App and web page records
──────────

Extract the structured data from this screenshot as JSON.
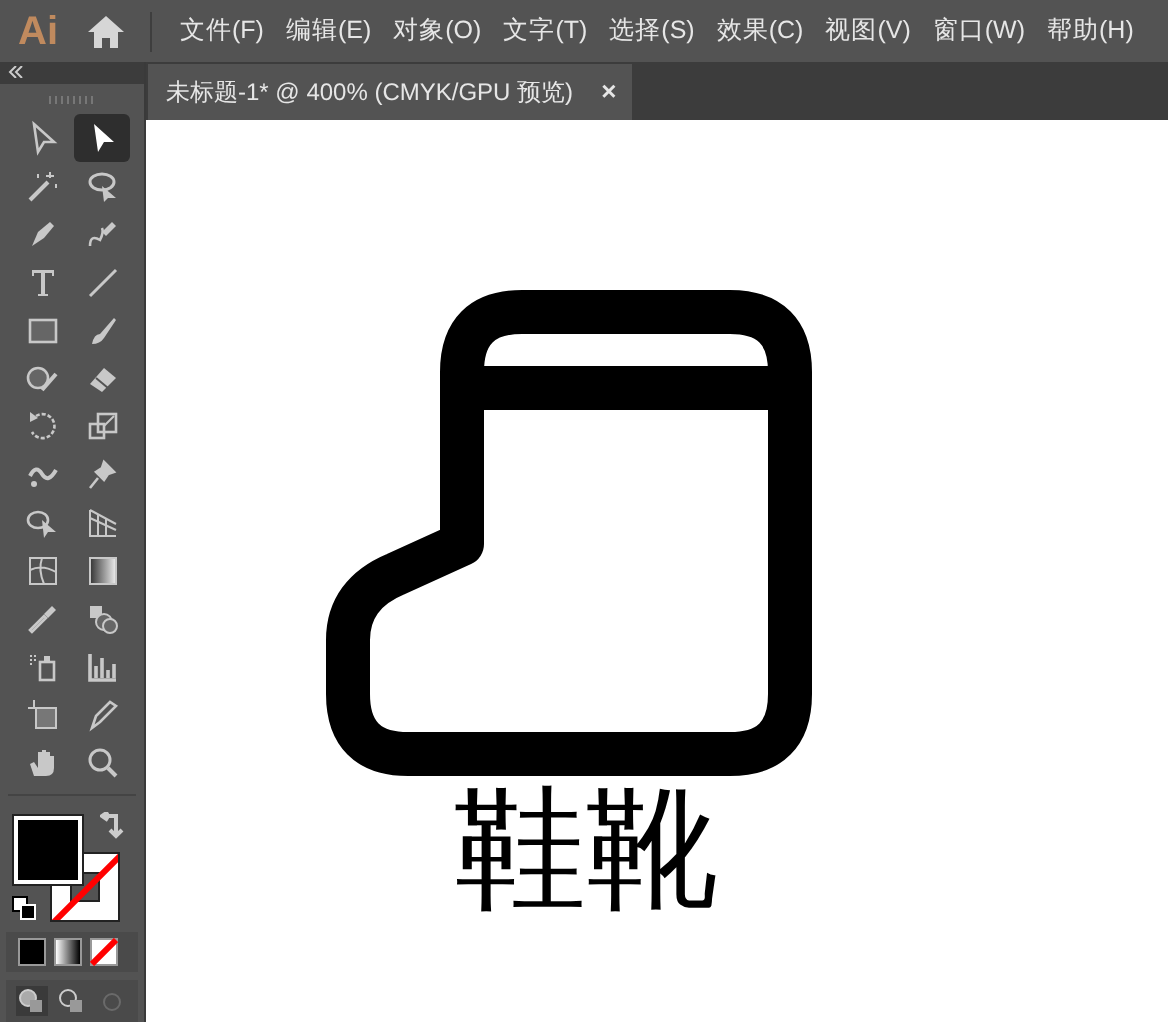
{
  "app": {
    "logo": "Ai"
  },
  "menu": [
    "文件(F)",
    "编辑(E)",
    "对象(O)",
    "文字(T)",
    "选择(S)",
    "效果(C)",
    "视图(V)",
    "窗口(W)",
    "帮助(H)"
  ],
  "document_tab": {
    "title": "未标题-1* @ 400% (CMYK/GPU 预览)",
    "close": "×"
  },
  "tools": [
    {
      "kind": "hollow-arrow",
      "selected": false
    },
    {
      "kind": "arrow",
      "selected": true
    },
    {
      "kind": "wand",
      "selected": false
    },
    {
      "kind": "lasso",
      "selected": false
    },
    {
      "kind": "pen",
      "selected": false
    },
    {
      "kind": "curve-pen",
      "selected": false
    },
    {
      "kind": "type",
      "selected": false
    },
    {
      "kind": "line",
      "selected": false
    },
    {
      "kind": "rectangle",
      "selected": false
    },
    {
      "kind": "brush",
      "selected": false
    },
    {
      "kind": "shaper",
      "selected": false
    },
    {
      "kind": "eraser",
      "selected": false
    },
    {
      "kind": "rotate",
      "selected": false
    },
    {
      "kind": "scale",
      "selected": false
    },
    {
      "kind": "warp",
      "selected": false
    },
    {
      "kind": "pin",
      "selected": false
    },
    {
      "kind": "shape-builder",
      "selected": false
    },
    {
      "kind": "perspective",
      "selected": false
    },
    {
      "kind": "mesh",
      "selected": false
    },
    {
      "kind": "gradient",
      "selected": false
    },
    {
      "kind": "eyedropper",
      "selected": false
    },
    {
      "kind": "blend",
      "selected": false
    },
    {
      "kind": "sprayer",
      "selected": false
    },
    {
      "kind": "graph",
      "selected": false
    },
    {
      "kind": "artboard",
      "selected": false
    },
    {
      "kind": "knife",
      "selected": false
    },
    {
      "kind": "hand",
      "selected": false
    },
    {
      "kind": "zoom",
      "selected": false
    }
  ],
  "canvas": {
    "caption": "鞋靴"
  }
}
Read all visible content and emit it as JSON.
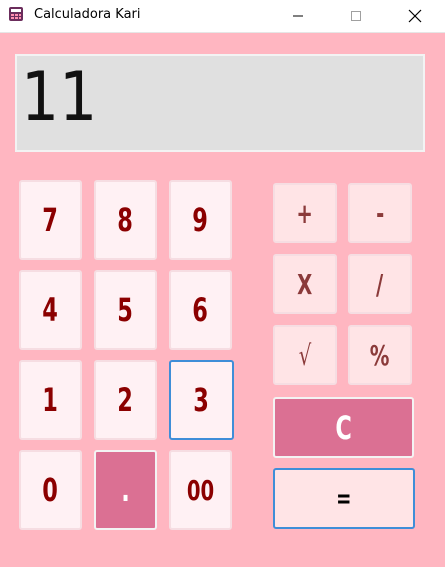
{
  "window": {
    "title": "Calculadora Kari",
    "icon": "calculator-app-icon",
    "controls": [
      "minimize-icon",
      "maximize-icon",
      "close-icon"
    ]
  },
  "display": {
    "value": "11"
  },
  "keys": {
    "k7": "7",
    "k8": "8",
    "k9": "9",
    "k4": "4",
    "k5": "5",
    "k6": "6",
    "k1": "1",
    "k2": "2",
    "k3": "3",
    "k0": "0",
    "dot": ".",
    "k00": "00",
    "plus": "+",
    "minus": "-",
    "times": "X",
    "divide": "/",
    "sqrt": "√",
    "percent": "%",
    "clear": "C",
    "equals": "="
  },
  "colors": {
    "background": "#ffb6c1",
    "key_text": "#8b0000",
    "accent_key": "#db7093",
    "focus_border": "#3f8ed8"
  }
}
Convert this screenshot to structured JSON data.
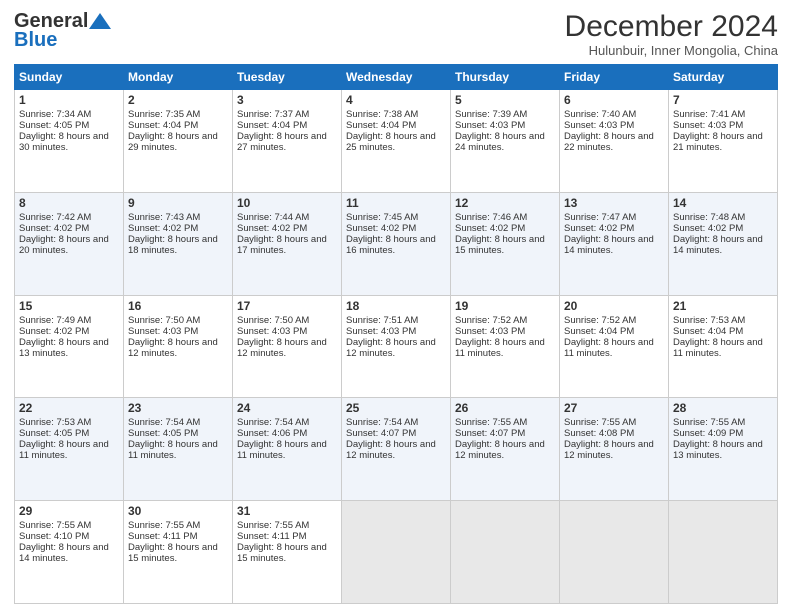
{
  "logo": {
    "general": "General",
    "blue": "Blue"
  },
  "header": {
    "month": "December 2024",
    "location": "Hulunbuir, Inner Mongolia, China"
  },
  "days": [
    "Sunday",
    "Monday",
    "Tuesday",
    "Wednesday",
    "Thursday",
    "Friday",
    "Saturday"
  ],
  "weeks": [
    [
      {
        "day": "1",
        "sunrise": "7:34 AM",
        "sunset": "4:05 PM",
        "daylight": "8 hours and 30 minutes."
      },
      {
        "day": "2",
        "sunrise": "7:35 AM",
        "sunset": "4:04 PM",
        "daylight": "8 hours and 29 minutes."
      },
      {
        "day": "3",
        "sunrise": "7:37 AM",
        "sunset": "4:04 PM",
        "daylight": "8 hours and 27 minutes."
      },
      {
        "day": "4",
        "sunrise": "7:38 AM",
        "sunset": "4:04 PM",
        "daylight": "8 hours and 25 minutes."
      },
      {
        "day": "5",
        "sunrise": "7:39 AM",
        "sunset": "4:03 PM",
        "daylight": "8 hours and 24 minutes."
      },
      {
        "day": "6",
        "sunrise": "7:40 AM",
        "sunset": "4:03 PM",
        "daylight": "8 hours and 22 minutes."
      },
      {
        "day": "7",
        "sunrise": "7:41 AM",
        "sunset": "4:03 PM",
        "daylight": "8 hours and 21 minutes."
      }
    ],
    [
      {
        "day": "8",
        "sunrise": "7:42 AM",
        "sunset": "4:02 PM",
        "daylight": "8 hours and 20 minutes."
      },
      {
        "day": "9",
        "sunrise": "7:43 AM",
        "sunset": "4:02 PM",
        "daylight": "8 hours and 18 minutes."
      },
      {
        "day": "10",
        "sunrise": "7:44 AM",
        "sunset": "4:02 PM",
        "daylight": "8 hours and 17 minutes."
      },
      {
        "day": "11",
        "sunrise": "7:45 AM",
        "sunset": "4:02 PM",
        "daylight": "8 hours and 16 minutes."
      },
      {
        "day": "12",
        "sunrise": "7:46 AM",
        "sunset": "4:02 PM",
        "daylight": "8 hours and 15 minutes."
      },
      {
        "day": "13",
        "sunrise": "7:47 AM",
        "sunset": "4:02 PM",
        "daylight": "8 hours and 14 minutes."
      },
      {
        "day": "14",
        "sunrise": "7:48 AM",
        "sunset": "4:02 PM",
        "daylight": "8 hours and 14 minutes."
      }
    ],
    [
      {
        "day": "15",
        "sunrise": "7:49 AM",
        "sunset": "4:02 PM",
        "daylight": "8 hours and 13 minutes."
      },
      {
        "day": "16",
        "sunrise": "7:50 AM",
        "sunset": "4:03 PM",
        "daylight": "8 hours and 12 minutes."
      },
      {
        "day": "17",
        "sunrise": "7:50 AM",
        "sunset": "4:03 PM",
        "daylight": "8 hours and 12 minutes."
      },
      {
        "day": "18",
        "sunrise": "7:51 AM",
        "sunset": "4:03 PM",
        "daylight": "8 hours and 12 minutes."
      },
      {
        "day": "19",
        "sunrise": "7:52 AM",
        "sunset": "4:03 PM",
        "daylight": "8 hours and 11 minutes."
      },
      {
        "day": "20",
        "sunrise": "7:52 AM",
        "sunset": "4:04 PM",
        "daylight": "8 hours and 11 minutes."
      },
      {
        "day": "21",
        "sunrise": "7:53 AM",
        "sunset": "4:04 PM",
        "daylight": "8 hours and 11 minutes."
      }
    ],
    [
      {
        "day": "22",
        "sunrise": "7:53 AM",
        "sunset": "4:05 PM",
        "daylight": "8 hours and 11 minutes."
      },
      {
        "day": "23",
        "sunrise": "7:54 AM",
        "sunset": "4:05 PM",
        "daylight": "8 hours and 11 minutes."
      },
      {
        "day": "24",
        "sunrise": "7:54 AM",
        "sunset": "4:06 PM",
        "daylight": "8 hours and 11 minutes."
      },
      {
        "day": "25",
        "sunrise": "7:54 AM",
        "sunset": "4:07 PM",
        "daylight": "8 hours and 12 minutes."
      },
      {
        "day": "26",
        "sunrise": "7:55 AM",
        "sunset": "4:07 PM",
        "daylight": "8 hours and 12 minutes."
      },
      {
        "day": "27",
        "sunrise": "7:55 AM",
        "sunset": "4:08 PM",
        "daylight": "8 hours and 12 minutes."
      },
      {
        "day": "28",
        "sunrise": "7:55 AM",
        "sunset": "4:09 PM",
        "daylight": "8 hours and 13 minutes."
      }
    ],
    [
      {
        "day": "29",
        "sunrise": "7:55 AM",
        "sunset": "4:10 PM",
        "daylight": "8 hours and 14 minutes."
      },
      {
        "day": "30",
        "sunrise": "7:55 AM",
        "sunset": "4:11 PM",
        "daylight": "8 hours and 15 minutes."
      },
      {
        "day": "31",
        "sunrise": "7:55 AM",
        "sunset": "4:11 PM",
        "daylight": "8 hours and 15 minutes."
      },
      null,
      null,
      null,
      null
    ]
  ]
}
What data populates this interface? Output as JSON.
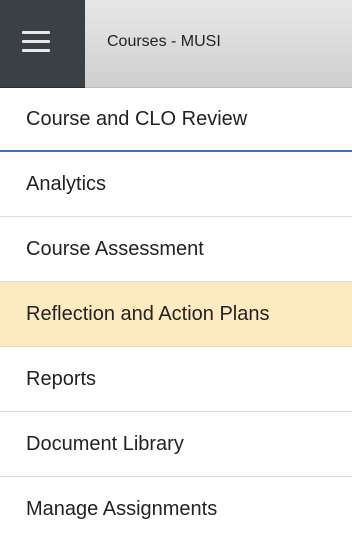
{
  "header": {
    "title": "Courses - MUSI",
    "menu_icon": "hamburger-menu-icon"
  },
  "menu": {
    "items": [
      {
        "label": "Course and CLO Review"
      },
      {
        "label": "Analytics"
      },
      {
        "label": "Course Assessment"
      },
      {
        "label": "Reflection and Action Plans",
        "highlighted": true
      },
      {
        "label": "Reports"
      },
      {
        "label": "Document Library"
      },
      {
        "label": "Manage Assignments"
      }
    ]
  },
  "colors": {
    "menu_button_bg": "#3b4046",
    "title_bar_bg": "#d9d9d9",
    "highlight_bg": "#fdeac1",
    "accent_line": "#3b6cc4"
  }
}
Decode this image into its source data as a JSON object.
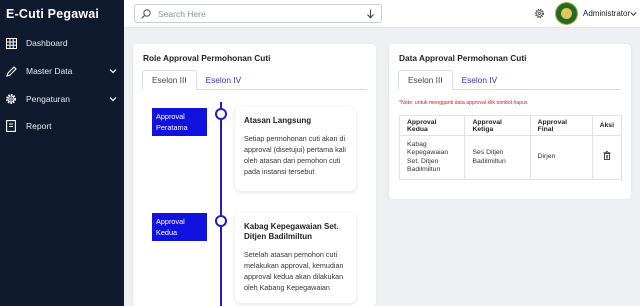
{
  "app": {
    "title": "E-Cuti Pegawai"
  },
  "sidebar": {
    "items": [
      {
        "label": "Dashboard",
        "icon": "dashboard-icon"
      },
      {
        "label": "Master Data",
        "icon": "pencil-icon",
        "has_submenu": true
      },
      {
        "label": "Pengaturan",
        "icon": "gear-icon",
        "has_submenu": true
      },
      {
        "label": "Report",
        "icon": "report-icon"
      }
    ]
  },
  "topbar": {
    "search_placeholder": "Search Here",
    "user_name": "Administrator"
  },
  "left_card": {
    "title": "Role Approval Permohonan Cuti",
    "tabs": [
      {
        "label": "Eselon III",
        "active": true
      },
      {
        "label": "Eselon IV",
        "active": false
      }
    ],
    "timeline": [
      {
        "badge": "Approval Peratama",
        "title": "Atasan Langsung",
        "description": "Setiap permohonan cuti akan di approval (disetujui) pertama kali oleh atasan dari pemohon cuti pada instansi tersebut"
      },
      {
        "badge": "Approval Kedua",
        "title": "Kabag Kepegawaian Set. Ditjen Badilmiltun",
        "description": "Setelah atasan pemohon cuti melakukan approval, kemudian approval kedua akan dilakukan oleh Kabang Kepegawaian"
      }
    ]
  },
  "right_card": {
    "title": "Data Approval Permohonan Cuti",
    "tabs": [
      {
        "label": "Eselon III",
        "active": true
      },
      {
        "label": "Eselon IV",
        "active": false
      }
    ],
    "note": "*Note: untuk mengganti data approval klik tombol hapus",
    "table": {
      "headers": [
        "Approval Kedua",
        "Approval Ketiga",
        "Approval Final",
        "Aksi"
      ],
      "rows": [
        [
          "Kabag Kepegawaian Set. Ditjen Badilmiltun",
          "Ses Ditjen Badilmiltun",
          "Dirjen",
          ""
        ]
      ]
    }
  },
  "colors": {
    "sidebar_bg": "#0f1a2e",
    "accent_blue": "#1212e0",
    "note_red": "#d01c1c"
  }
}
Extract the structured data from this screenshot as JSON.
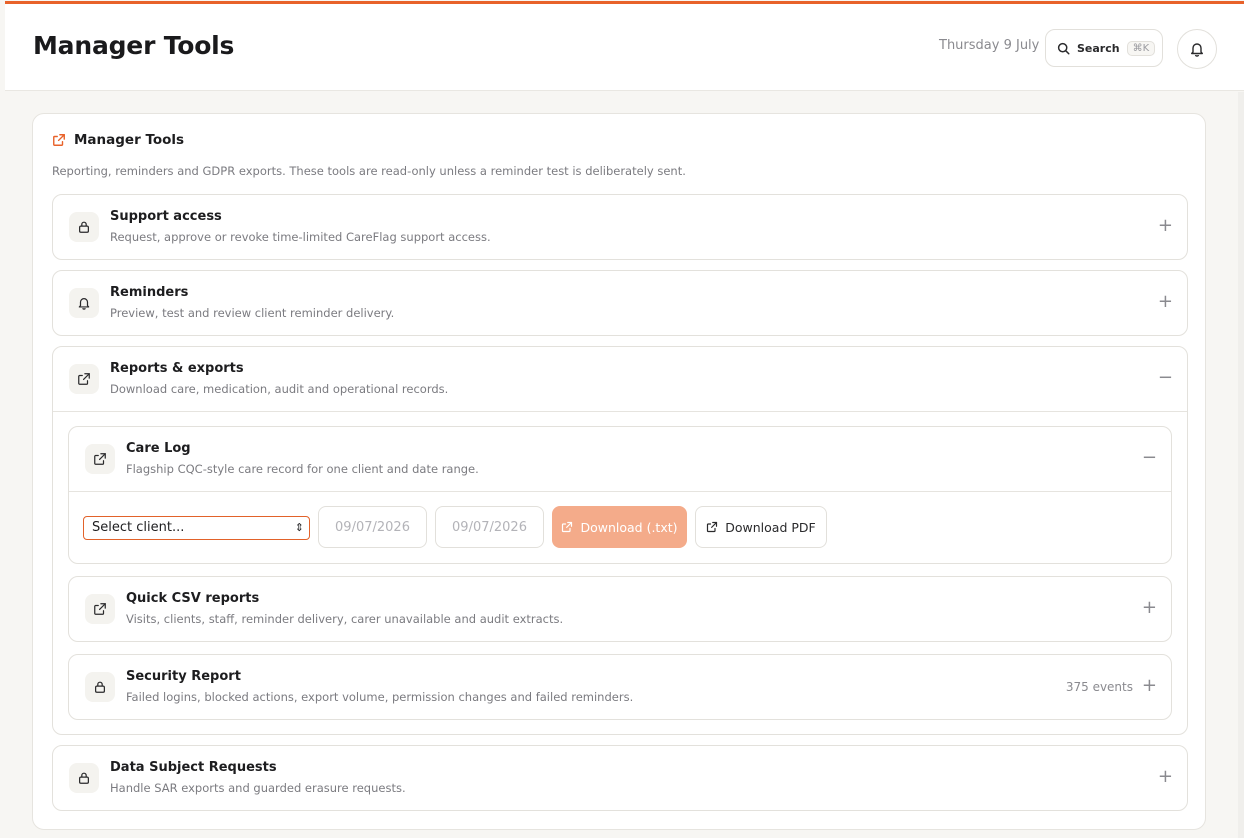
{
  "header": {
    "title": "Manager Tools",
    "date": "Thursday 9 July",
    "search_label": "Search",
    "search_shortcut": "⌘K"
  },
  "card": {
    "title": "Manager Tools",
    "description": "Reporting, reminders and GDPR exports. These tools are read-only unless a reminder test is deliberately sent."
  },
  "sections": {
    "support": {
      "title": "Support access",
      "description": "Request, approve or revoke time-limited CareFlag support access.",
      "toggle": "+"
    },
    "reminders": {
      "title": "Reminders",
      "description": "Preview, test and review client reminder delivery.",
      "toggle": "+"
    },
    "reports": {
      "title": "Reports & exports",
      "description": "Download care, medication, audit and operational records.",
      "toggle": "−"
    },
    "dsr": {
      "title": "Data Subject Requests",
      "description": "Handle SAR exports and guarded erasure requests.",
      "toggle": "+"
    }
  },
  "reports": {
    "care_log": {
      "title": "Care Log",
      "description": "Flagship CQC-style care record for one client and date range.",
      "toggle": "−",
      "client_select": "Select client...",
      "date_from": "09/07/2026",
      "date_to": "09/07/2026",
      "download_txt": "Download (.txt)",
      "download_pdf": "Download PDF"
    },
    "quick_csv": {
      "title": "Quick CSV reports",
      "description": "Visits, clients, staff, reminder delivery, carer unavailable and audit extracts.",
      "toggle": "+"
    },
    "security": {
      "title": "Security Report",
      "description": "Failed logins, blocked actions, export volume, permission changes and failed reminders.",
      "meta": "375 events",
      "toggle": "+"
    }
  },
  "colors": {
    "accent": "#e8622a",
    "disabled_button": "#f4ab8a"
  }
}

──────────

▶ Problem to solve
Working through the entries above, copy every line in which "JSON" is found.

▶ Response area
Extract the structured data from this screenshot as JSON.
Read all visible content and emit it as JSON.
Convert this screenshot to structured JSON data.
What data populates this interface? Output as JSON.
Decode this image into its source data as a JSON object.
Extract the structured data from this screenshot as JSON.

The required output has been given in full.